Source records.
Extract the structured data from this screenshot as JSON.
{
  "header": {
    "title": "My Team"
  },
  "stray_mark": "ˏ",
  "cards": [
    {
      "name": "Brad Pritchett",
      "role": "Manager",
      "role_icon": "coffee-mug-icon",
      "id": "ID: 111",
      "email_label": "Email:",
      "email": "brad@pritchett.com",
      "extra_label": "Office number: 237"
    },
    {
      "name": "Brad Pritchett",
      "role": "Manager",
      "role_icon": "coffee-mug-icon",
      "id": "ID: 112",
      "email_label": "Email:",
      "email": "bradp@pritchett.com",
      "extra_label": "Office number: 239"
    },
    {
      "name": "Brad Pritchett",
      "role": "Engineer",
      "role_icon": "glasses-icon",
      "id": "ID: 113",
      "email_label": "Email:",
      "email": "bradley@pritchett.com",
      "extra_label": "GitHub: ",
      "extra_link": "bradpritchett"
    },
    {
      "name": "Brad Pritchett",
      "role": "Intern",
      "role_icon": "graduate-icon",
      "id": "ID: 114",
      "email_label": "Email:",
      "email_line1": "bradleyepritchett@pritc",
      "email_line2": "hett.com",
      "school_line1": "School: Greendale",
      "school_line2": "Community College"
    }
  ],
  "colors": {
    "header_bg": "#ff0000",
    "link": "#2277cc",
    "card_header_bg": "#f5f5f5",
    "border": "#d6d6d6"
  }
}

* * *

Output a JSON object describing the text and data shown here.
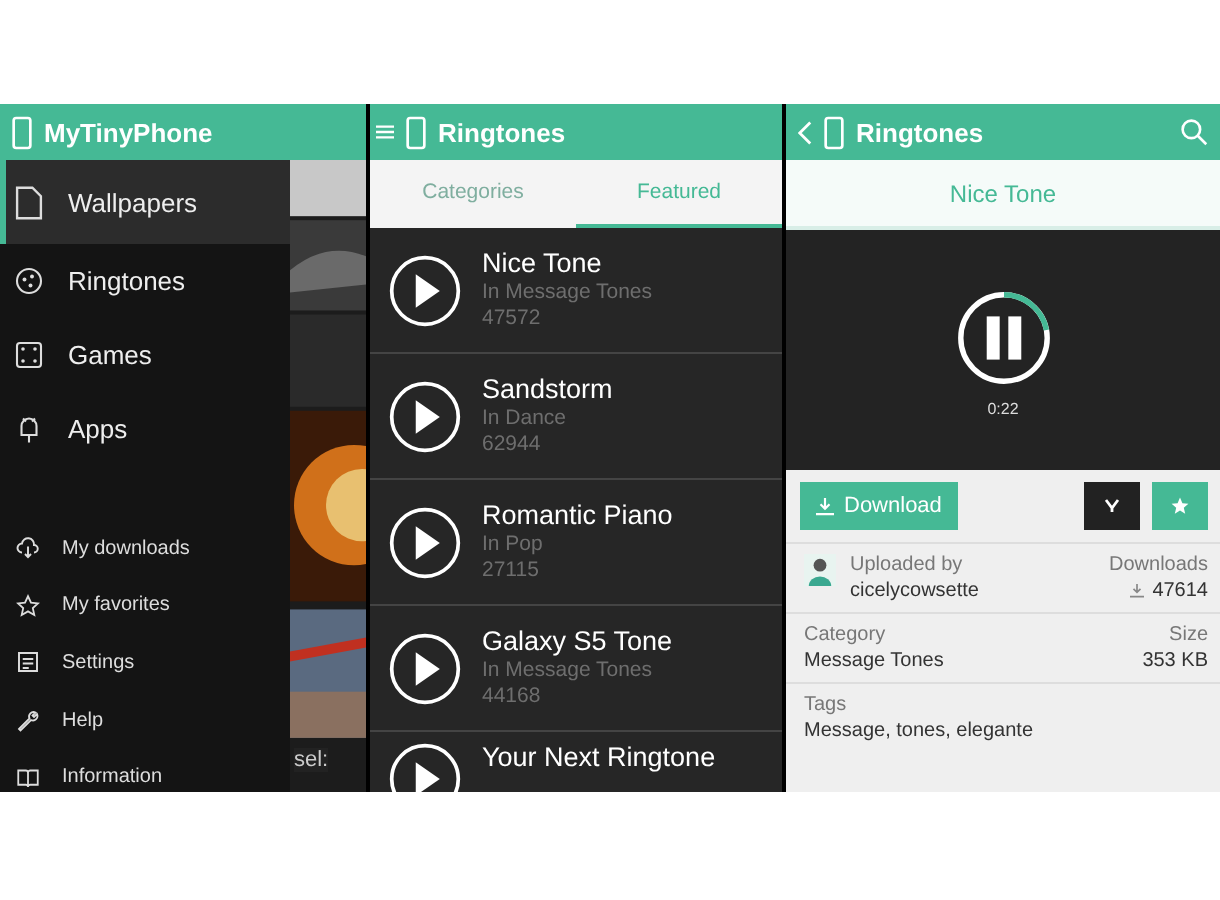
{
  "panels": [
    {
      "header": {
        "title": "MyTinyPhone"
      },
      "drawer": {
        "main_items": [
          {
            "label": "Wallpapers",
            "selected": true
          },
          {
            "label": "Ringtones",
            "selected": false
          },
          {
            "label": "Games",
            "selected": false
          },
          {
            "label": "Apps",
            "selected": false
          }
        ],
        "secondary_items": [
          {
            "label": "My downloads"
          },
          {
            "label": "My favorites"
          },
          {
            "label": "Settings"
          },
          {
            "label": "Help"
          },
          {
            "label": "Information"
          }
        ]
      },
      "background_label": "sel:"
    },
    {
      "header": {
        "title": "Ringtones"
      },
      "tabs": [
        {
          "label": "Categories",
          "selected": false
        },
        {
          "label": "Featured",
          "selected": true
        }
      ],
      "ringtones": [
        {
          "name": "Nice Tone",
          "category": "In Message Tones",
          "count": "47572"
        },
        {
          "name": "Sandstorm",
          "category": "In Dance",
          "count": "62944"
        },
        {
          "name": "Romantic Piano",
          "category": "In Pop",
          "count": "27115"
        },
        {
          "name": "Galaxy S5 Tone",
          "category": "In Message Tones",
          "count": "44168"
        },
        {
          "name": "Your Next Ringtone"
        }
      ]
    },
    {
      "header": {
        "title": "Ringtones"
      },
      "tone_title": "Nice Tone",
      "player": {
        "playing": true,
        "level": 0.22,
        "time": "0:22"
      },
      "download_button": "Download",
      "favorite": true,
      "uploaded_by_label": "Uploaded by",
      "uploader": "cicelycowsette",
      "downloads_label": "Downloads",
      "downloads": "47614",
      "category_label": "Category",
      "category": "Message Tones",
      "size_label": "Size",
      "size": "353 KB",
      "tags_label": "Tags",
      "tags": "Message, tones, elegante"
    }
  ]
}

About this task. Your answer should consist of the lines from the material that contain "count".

Response to the task.
          "count": "47572"
          "count": "62944"
          "count": "27115"
          "count": "44168"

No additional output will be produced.